**TASK:**
Report the count of lines below in which the string "this" occurs; include nothing else.

=== GIVEN INFORMATION ===

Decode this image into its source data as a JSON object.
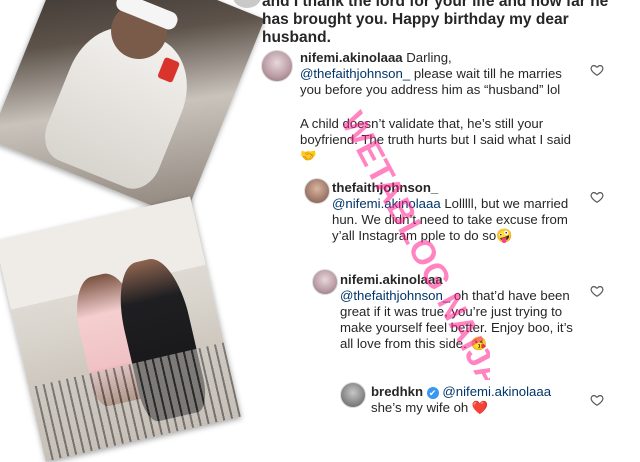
{
  "post": {
    "text": "and I thank the lord for your life and how far he has brought you. Happy birthday my dear husband."
  },
  "comments": [
    {
      "username": "nifemi.akinolaaa",
      "lead": "Darling,",
      "mention": "@thefaithjohnson_",
      "body": " please wait till he marries you before you address him as “husband” lol",
      "body2": "A child doesn’t validate that, he’s still your boyfriend. The truth hurts but I said what I said 🤝"
    },
    {
      "username": "thefaithjohnson_",
      "mention": "@nifemi.akinolaaa",
      "body": " Lolllll, but we married hun. We didn’t need to take excuse from y’all Instagram pple to do so🤪"
    },
    {
      "username": "nifemi.akinolaaa",
      "mention": "@thefaithjohnson_",
      "body": " oh that’d have been great if it was true, you’re just trying to make yourself feel better. Enjoy boo, it’s all love from this side. 😘"
    },
    {
      "username": "bredhkn",
      "verified": "✔",
      "mention": "@nifemi.akinolaaa",
      "body": "she’s my wife oh ❤️"
    }
  ],
  "watermark": "WETABLOG NAIJA",
  "colors": {
    "mention": "#003569",
    "watermark": "#ff1f8e",
    "verified": "#3897f0"
  },
  "icons": {
    "like": "heart-outline-icon"
  }
}
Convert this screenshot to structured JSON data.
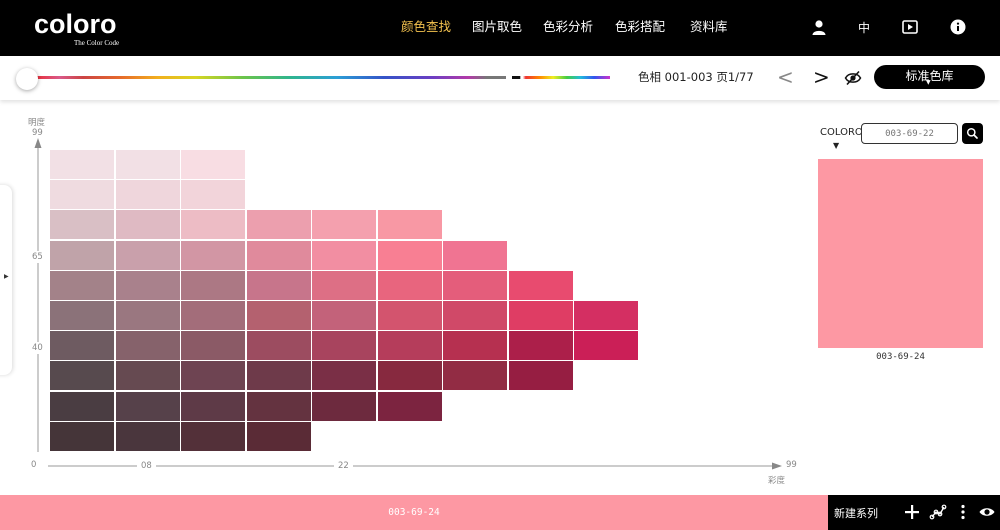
{
  "brand": {
    "logo_text": "coloro",
    "tagline": "The Color Code"
  },
  "nav": {
    "items": [
      {
        "label": "颜色查找",
        "active": true
      },
      {
        "label": "图片取色",
        "active": false
      },
      {
        "label": "色彩分析",
        "active": false
      },
      {
        "label": "色彩搭配",
        "active": false
      },
      {
        "label": "资料库",
        "active": false
      }
    ],
    "language_label": "中",
    "icons": [
      "user-icon",
      "play-icon",
      "info-icon"
    ]
  },
  "toolbar": {
    "hue_label": "色相 001-003 页1/77",
    "prev_symbol": "<",
    "next_symbol": ">",
    "library_label": "标准色库",
    "library_caret": "▼"
  },
  "chart": {
    "y_axis_title": "明度",
    "x_axis_title": "彩度",
    "y_ticks": [
      "99",
      "65",
      "40"
    ],
    "x_ticks": [
      "0",
      "08",
      "22",
      "99"
    ],
    "rows": [
      [
        "#f2e0e5",
        "#f2e0e5",
        "#f8dde3"
      ],
      [
        "#efdbe0",
        "#efd6dc",
        "#f2d4da"
      ],
      [
        "#d9bfc5",
        "#dfbac3",
        "#edbcc5",
        "#ec9fae",
        "#f4a0ae",
        "#f898a4"
      ],
      [
        "#c0a3a9",
        "#c9a0ab",
        "#d296a4",
        "#e08a9c",
        "#f28ea2",
        "#f87f93",
        "#f07492"
      ],
      [
        "#a38289",
        "#a9818c",
        "#ac7884",
        "#c7758b",
        "#dd6f85",
        "#e8657e",
        "#e45d7b",
        "#e84b6f"
      ],
      [
        "#8b7279",
        "#9a7780",
        "#a36d7a",
        "#b4616f",
        "#c3627a",
        "#d3546e",
        "#d04968",
        "#df3d64",
        "#d42f62"
      ],
      [
        "#6e5b61",
        "#86626b",
        "#8b5a66",
        "#9c4c60",
        "#a8445e",
        "#b53d5b",
        "#b63050",
        "#ac1f4a",
        "#cb1f57"
      ],
      [
        "#574a4e",
        "#664a51",
        "#6e4452",
        "#6e3a4a",
        "#7a2f46",
        "#87293f",
        "#922c44",
        "#961e42"
      ],
      [
        "#4a3d42",
        "#56414a",
        "#5e3a47",
        "#643340",
        "#6d2a3e",
        "#7c2440"
      ],
      [
        "#453539",
        "#4a363d",
        "#533039",
        "#5a2b36"
      ]
    ]
  },
  "selection": {
    "brand_label": "COLORO",
    "brand_caret": "▼",
    "search_placeholder": "003-69-22",
    "code": "003-69-24",
    "color": "#fd98a3"
  },
  "bottom": {
    "code": "003-69-24",
    "new_series_label": "新建系列",
    "color": "#fd98a3"
  }
}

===

**EXPECTED ANSWER:**
3